The final installment of Microsoft's wildly popular Xbox 360 first-person shooter trilogy attracted casual and hard-core gamers to midnight release parties across the country and set one-day sales records.
, an enormous spotlight beamed up, and full-out lighting and sound equipment--along with plenty of enormous TV screens--dominated the ground scene. But no one, really, was prepared for the spectacle that the Halo 3 event would turn into with about an hour to go.
Best Buy and Microsoft staffers kept their swag giveaways going, insisting that the rambunctious crowds cheer at the top of their lungs in order to get a free T-shirt or bouncy ball thrown at them.
Then the Mongooses arrived. With only 20 minutes left before midnight, three camo-clad bikers atop all-terrain vehicles decorated to look like the Halo 3 pimped rides showed up and incited the crowds to cheering as the riders performed noisy "wheelies" along the block of Fifth Avenue that had, by that time, been completely blocked off from normal traffic.
In the 24 hours that followed, sales of the game

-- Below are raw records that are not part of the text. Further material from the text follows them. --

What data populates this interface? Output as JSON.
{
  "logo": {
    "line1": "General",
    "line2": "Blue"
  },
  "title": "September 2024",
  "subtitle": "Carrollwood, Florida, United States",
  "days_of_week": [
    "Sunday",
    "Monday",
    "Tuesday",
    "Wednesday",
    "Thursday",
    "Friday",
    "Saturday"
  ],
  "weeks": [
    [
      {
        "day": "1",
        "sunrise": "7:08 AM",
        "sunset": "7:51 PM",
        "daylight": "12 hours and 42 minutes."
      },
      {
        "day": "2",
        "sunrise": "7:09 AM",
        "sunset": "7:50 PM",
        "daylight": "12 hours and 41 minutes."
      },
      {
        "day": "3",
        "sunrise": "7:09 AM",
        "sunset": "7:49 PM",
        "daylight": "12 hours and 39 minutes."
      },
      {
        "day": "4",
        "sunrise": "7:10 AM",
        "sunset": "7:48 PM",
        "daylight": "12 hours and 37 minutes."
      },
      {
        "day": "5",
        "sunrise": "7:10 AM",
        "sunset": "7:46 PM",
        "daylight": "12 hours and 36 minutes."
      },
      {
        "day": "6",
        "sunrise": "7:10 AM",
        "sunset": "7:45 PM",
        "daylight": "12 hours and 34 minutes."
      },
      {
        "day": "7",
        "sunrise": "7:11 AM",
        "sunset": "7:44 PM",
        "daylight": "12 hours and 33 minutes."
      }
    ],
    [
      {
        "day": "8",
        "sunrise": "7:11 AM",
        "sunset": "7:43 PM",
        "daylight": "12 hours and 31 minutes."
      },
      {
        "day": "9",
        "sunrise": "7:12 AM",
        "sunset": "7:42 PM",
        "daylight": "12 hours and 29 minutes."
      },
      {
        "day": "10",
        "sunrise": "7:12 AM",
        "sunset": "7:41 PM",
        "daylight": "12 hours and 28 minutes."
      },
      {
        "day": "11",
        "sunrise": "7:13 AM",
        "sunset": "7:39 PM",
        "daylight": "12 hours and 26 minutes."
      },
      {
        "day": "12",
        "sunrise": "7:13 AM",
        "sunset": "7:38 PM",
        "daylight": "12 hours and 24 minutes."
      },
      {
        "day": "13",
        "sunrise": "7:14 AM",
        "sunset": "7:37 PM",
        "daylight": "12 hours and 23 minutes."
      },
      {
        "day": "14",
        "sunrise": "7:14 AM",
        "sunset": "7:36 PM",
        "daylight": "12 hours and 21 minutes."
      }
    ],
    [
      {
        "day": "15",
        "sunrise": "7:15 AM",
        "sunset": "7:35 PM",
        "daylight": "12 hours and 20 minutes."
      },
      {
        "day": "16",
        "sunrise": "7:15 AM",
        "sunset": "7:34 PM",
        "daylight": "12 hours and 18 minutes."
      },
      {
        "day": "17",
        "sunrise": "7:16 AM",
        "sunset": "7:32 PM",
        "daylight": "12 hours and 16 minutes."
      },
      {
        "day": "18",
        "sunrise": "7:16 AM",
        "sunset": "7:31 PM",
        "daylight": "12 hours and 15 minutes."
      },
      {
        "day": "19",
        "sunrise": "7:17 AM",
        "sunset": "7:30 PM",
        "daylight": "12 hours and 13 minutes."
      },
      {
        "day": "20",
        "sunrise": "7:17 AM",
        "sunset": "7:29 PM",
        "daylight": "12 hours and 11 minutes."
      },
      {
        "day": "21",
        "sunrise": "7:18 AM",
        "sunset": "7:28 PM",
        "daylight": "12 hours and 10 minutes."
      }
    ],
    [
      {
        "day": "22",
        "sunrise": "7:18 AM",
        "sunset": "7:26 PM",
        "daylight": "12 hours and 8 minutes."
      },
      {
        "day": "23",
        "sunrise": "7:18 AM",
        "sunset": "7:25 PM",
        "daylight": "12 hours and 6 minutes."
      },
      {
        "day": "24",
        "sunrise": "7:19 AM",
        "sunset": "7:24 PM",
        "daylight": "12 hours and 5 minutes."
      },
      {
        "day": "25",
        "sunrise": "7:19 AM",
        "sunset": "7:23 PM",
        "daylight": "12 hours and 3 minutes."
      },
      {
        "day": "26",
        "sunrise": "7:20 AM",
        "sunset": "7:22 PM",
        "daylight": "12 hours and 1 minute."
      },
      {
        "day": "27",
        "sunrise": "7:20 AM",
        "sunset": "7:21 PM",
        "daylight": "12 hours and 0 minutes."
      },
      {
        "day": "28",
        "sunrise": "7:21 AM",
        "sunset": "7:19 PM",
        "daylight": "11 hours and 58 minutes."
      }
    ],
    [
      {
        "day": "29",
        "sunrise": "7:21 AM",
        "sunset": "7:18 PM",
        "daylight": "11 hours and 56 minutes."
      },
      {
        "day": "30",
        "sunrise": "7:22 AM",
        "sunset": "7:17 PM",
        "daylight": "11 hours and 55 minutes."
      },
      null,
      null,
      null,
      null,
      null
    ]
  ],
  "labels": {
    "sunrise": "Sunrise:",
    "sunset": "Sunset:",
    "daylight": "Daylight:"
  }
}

Consumers weren't the only ones going gaga over the game. The game won high praise from reviewers. Plenty of games attempted to duplicate the Halo formula, with varying degrees of success. But there's still nothing quite like the genuine item.
Luckily for all involved, Halo 3 is a positively amazing package that offers extreme satisfaction across all of its different parts, according to.
Halo 3 will undoubtedly be the biggest game of the year. For many casual gamers, the release of Halo 3 means that it's time to buy an Xbox 360. And it's this cadre of individuals for which Microsoft has been waiting.
Trouble calls on patents
After months of battle, Internet phone service
In March, a jury in Virginia found that Vonage had infringed on three patents held by Verizon. And it awarded Verizon $58 million in damages, along with future damages of 5.5 percent on the revenue that Vonage was making during the appeal process.
The judge in the case imposed an injunction on Vonage that would force the company to stop delivering a service using technology that infringes on Verizon's patents. But because Vonage has been appealing the case, the injunction has not yet gone into effect.
On Wednesday, Vonage's appeal essentially came to an end. And as the legal dust settles, the small voice over IP company now faces the possibility of paying hefty monetary damages and a total shutdown of its IP telephony service.
Vonage was dealt another serious legal blow when a federal jury found the company had
Sprint sued Vonage in 2005, claiming that the company was infringing on seven Sprint patents that dealt with connecting Internet phone calls. Vonage denied the claims and argued that Sprint's patents shouldn't have been approved in the first place.
Vonage said in a statement that it will appeal the federal court's verdict. Vonage also said it will develop technological work-arounds that don't infringe on Sprint's patents.